To make this happen, a giant tank was built, complete with windows so camera operators could capture high-quality footage from the outside. It was even able to simulate waves to create a more realistic effect. A layer of balls floated on the surface of the water to prevent light from ruining the shot while still allowing actors to come up for air. While underwater, the actors held onto contraptions that would later be replaced with the ilus.

Colonel Miles Quaritch's avatar body

Neytiri killed Colonel Quaritch in "Avatar," but at the beginning of "Avatar: The Way of Water," we learn that Quaritch's consciousness has been duplicated and put into an avatar. Since he has all the memories of the original Quaritch, along with a bigger, stronger body, he's essentially a new and improved version of himself.

Quaritch's Avatar looks similar to the Na'vi, with blue skin, large yellow eyes, and pointed ears. Unlike most of the Na'vi though, he wears a lot of clothing. He's often seen wearing a tactical vest and pants, although sometimes he wears a tank top instead of the vest. He has short black hair, a watch, and the same eagle tattoo on his left arm as he did when he was human.

Because of all this, Lang had to wear a motion capture suit while filming the sequel, which he didn't have to do for the first movie. He had black dots on his face to assist with tracking his facial movements. Lang said that having an avatar body rather than a human body had a profound effect on the character.

"To take a character who represents the most kind of antiquated and limited point of view of a planet, which is Quaritch in the original 'Avatar,' and by placing him within the context of a Na'vi body, it advances Quaritch's own point of view," Lang shared. "He's brain locked on mission, always has been, but that's not the case anymore."

Ronal mourns the death of Roa

In addition to being the mate of Tonowari, Ronal is the spiritual leader of the Metkayina clan. She is spirit sisters with one of the tulkans in the film, which are very large, intelligent, whale-like creatures that live in Pandora's oceans. That tulkan's name is Roa, and during one touching moment of the sequel, she and her herd return from migration. Ronal is ecstatic to see her and share memories about what they have been up to since they last saw each other. Roa has given birth to a calf and Ronal is pregnant, so they're both very happy for each other.
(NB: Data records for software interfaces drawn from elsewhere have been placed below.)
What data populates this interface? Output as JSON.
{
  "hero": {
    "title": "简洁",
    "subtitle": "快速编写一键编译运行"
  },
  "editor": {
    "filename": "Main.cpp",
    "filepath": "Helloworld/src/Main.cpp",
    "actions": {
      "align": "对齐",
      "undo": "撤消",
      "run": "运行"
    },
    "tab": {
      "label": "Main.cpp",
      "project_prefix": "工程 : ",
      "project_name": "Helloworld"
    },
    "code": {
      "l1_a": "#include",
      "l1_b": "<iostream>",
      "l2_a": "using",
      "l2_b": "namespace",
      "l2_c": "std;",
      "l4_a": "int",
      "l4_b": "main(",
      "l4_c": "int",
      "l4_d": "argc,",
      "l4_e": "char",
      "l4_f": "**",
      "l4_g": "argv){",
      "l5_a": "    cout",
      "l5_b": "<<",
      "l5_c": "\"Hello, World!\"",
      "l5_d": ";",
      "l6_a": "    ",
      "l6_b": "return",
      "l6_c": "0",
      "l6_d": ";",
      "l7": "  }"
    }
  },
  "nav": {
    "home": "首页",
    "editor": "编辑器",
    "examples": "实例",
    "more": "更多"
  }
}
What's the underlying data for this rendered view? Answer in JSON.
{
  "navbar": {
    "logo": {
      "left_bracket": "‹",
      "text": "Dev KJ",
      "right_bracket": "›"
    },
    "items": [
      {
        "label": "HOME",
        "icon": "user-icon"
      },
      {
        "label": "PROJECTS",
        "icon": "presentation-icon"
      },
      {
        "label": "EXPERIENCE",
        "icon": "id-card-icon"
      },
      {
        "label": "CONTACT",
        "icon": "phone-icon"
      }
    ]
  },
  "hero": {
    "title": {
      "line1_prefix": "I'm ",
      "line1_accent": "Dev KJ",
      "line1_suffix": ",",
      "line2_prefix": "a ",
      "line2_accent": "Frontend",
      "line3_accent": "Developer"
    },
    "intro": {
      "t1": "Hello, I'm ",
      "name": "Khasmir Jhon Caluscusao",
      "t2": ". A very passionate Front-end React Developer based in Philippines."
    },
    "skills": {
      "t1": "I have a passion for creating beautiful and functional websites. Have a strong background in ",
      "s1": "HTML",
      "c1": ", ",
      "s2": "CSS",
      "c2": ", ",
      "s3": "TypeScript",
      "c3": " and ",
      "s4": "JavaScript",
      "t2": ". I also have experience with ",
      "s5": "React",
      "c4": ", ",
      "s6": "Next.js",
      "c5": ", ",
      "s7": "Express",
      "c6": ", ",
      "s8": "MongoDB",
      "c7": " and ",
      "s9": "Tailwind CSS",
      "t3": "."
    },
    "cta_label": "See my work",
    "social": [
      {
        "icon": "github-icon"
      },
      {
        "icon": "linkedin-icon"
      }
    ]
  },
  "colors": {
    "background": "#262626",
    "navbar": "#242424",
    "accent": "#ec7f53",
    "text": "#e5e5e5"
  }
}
Tragically, not long after this heartwarming reunion, humans kill Roa as a way to get Jake out of hiding. They also extract her amrita, a substance produced by tulkans that completely stops human aging, making it extremely valuable. To make matters even worse, Roa's calf dies shortly afterwards. When Ronal finds Roa's corpse, she's devastated, in a truly heart-wrenching scene. During filming, Winslet had to wear a motion tracking suit and use her imagination to envision the deceased tulkun, yet she still did an incredible job of conveying Ronal's grief.

14-year-old Kiri

Kiri (Sigourney Weaver) is the teenage daughter of the late Dr. Augustine. Her father hasn't been revealed, but she's the adopted daughter of Jake and Neytiri. She's a bit of an oddball, so she doesn't always fit in with the other Na'vi teens, but on the bright side, she has a strong connection to Eywa and the natural world. Kiri visits the Cove of the Ancestors and connects to the sacred Spirit Tree, causing her to see her mother, but also suffer from a seizure. Later on, it's revealed that she has the mystical ability to control Pandoran plants and wildlife. 

Thanks to technological innovation, Sigourney Weaver, who played Dr. Augustine in the original film, was able to portray Kiri in the sequel. She wore a motion capture suit and moved in a bouncy, playful way to portray the teenage character. "The amazing thing is that the technology gives me that portal to bring my 14-year-old self to play this girl," Weaver said. "I remember [James Cameron] saying to me, 'You're really only 14 the way you act most of the time, so you can do this.'"